Perhaps unsurprisingly for two fringe stalwarts, they wax lyrical about the benefits of Edinburgh. For Chavkin, it’s important as “so much of the world comes together there – it’s truly international. It’s also valuable on a marketplace level,” for producers and for exposure – you can video work but “nothing can take the place of seeing it live”. For Thorpe “audiences in Edinburgh are out to engage with as much as they can – and can have a really learning conversation about it.”
It’s for similar reasons Thorpe loves the National Student Drama Festival, where he and Chavkin met as workshop leaders – both work to “foster links between people who might not ever have met otherwise, or people making work they couldn’t even have conceived of. It’s great to hang out with people who aren’t cynical – who haven’t had the shit kicked out of them yet – they think it’s all possible.” And with people who don’t think in terms of career path, Thorpe adds. “It’s great to have ambition, but don’t get sucked into this idea there’s one way to do that.”
Chavkin’s advice for those young /emerging performance-makers? “There are a couple of key things. Simultaneously make and see as many artists as possible – see what a seven-year-old kid artist does and compare with what you as a 21-year-old artist are doing. Constantly be absolutely declarative with your own taste.”
Declarative? “See stuff and go “I love that! or “I hate that” and ask yourself – why?” She sounds inspired, imagining a new generation of artists – “make work that conforms with your taste – and let your taste change.

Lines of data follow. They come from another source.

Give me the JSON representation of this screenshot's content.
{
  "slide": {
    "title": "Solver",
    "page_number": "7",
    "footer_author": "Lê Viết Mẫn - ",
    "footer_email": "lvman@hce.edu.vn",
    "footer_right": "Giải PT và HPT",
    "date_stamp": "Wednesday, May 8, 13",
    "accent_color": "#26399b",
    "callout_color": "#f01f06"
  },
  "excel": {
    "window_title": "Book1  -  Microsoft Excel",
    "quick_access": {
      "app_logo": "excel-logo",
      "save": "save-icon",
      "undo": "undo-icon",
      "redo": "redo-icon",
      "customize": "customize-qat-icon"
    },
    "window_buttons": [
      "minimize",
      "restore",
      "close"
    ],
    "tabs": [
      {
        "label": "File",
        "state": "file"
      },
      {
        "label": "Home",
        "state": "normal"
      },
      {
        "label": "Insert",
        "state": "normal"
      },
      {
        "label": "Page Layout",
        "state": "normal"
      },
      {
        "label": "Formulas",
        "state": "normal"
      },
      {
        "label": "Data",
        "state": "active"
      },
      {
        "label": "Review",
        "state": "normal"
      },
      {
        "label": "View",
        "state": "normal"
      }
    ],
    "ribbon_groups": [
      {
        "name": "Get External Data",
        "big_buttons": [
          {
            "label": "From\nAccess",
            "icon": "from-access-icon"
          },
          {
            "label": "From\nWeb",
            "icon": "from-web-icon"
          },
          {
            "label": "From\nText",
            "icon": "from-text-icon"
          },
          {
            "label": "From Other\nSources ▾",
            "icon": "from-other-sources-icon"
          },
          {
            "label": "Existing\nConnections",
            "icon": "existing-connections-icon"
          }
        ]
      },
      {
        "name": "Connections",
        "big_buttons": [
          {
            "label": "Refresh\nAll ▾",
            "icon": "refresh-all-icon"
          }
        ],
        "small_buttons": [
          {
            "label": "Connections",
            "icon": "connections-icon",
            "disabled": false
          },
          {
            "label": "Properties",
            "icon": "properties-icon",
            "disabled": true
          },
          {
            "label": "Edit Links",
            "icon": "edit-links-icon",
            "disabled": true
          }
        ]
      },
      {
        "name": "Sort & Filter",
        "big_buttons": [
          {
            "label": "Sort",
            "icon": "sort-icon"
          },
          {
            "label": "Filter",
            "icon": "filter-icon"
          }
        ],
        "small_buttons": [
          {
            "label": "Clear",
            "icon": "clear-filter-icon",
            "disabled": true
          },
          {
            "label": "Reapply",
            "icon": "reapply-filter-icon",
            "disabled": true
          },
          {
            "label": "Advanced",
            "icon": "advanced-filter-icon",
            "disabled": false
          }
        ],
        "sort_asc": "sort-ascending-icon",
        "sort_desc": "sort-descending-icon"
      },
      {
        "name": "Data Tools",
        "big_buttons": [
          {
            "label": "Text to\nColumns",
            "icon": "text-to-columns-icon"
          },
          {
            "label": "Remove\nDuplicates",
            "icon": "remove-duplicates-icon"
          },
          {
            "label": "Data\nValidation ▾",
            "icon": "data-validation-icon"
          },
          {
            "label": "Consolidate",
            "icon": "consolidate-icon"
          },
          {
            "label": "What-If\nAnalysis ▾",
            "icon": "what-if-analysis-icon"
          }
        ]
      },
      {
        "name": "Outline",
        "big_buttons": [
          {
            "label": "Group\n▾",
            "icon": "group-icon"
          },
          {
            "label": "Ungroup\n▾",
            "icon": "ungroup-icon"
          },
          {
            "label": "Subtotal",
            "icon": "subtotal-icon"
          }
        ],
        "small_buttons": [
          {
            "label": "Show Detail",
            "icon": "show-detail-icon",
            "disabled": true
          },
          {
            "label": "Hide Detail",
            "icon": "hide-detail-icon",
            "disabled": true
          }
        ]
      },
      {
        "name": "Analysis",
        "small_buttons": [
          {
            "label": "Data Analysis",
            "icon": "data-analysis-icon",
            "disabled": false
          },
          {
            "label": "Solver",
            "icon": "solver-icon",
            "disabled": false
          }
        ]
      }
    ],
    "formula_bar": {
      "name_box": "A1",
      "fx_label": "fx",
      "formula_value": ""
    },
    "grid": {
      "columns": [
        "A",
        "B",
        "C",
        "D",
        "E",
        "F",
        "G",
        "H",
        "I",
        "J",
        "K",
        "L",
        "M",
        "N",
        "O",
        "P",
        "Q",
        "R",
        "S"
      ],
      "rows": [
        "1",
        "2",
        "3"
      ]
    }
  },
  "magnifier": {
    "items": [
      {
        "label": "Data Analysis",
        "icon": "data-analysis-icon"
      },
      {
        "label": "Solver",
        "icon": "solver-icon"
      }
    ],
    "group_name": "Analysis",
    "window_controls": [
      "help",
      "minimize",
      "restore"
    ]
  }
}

And don’t be afraid of copying artists you love – because you’ll learn something, and it will almost always be something different, something with the stamp of you.”
As a true collaboration, Confirmation bears that stamp, too. For Thorpe, who writes/performs a lot of solo shows, “it’s been an incredible experience – it was the most painstaking experience I’ve ever been through with a director. She made me realise that normally when I’m on my own how slapdash I am – and she is the entire opposite of that. I’m always very careful with language, but the language has always been the priority, but for her it’s not. She absolutely brought that attention to every single element of what’s on stage.” He slows down and speaks with relish, “she is on it”.
For Chavkin, “collaborating with a writer of Chris’s calibre – and in such a personal way – has a special place in my heart.” Whilst each word of the text was Thorpe’s, she had a heavy hand – “I hope not overly heavy” – in the shape of it. Hopefully, Confirmation will fit her description of her love for theatre/live art – as “a space for the extraordinary”, in more ways than one.
Confirmation is at the Edinburgh Fringe from 31 July to 23 August. For more information and tickets, visit the EdFringe website.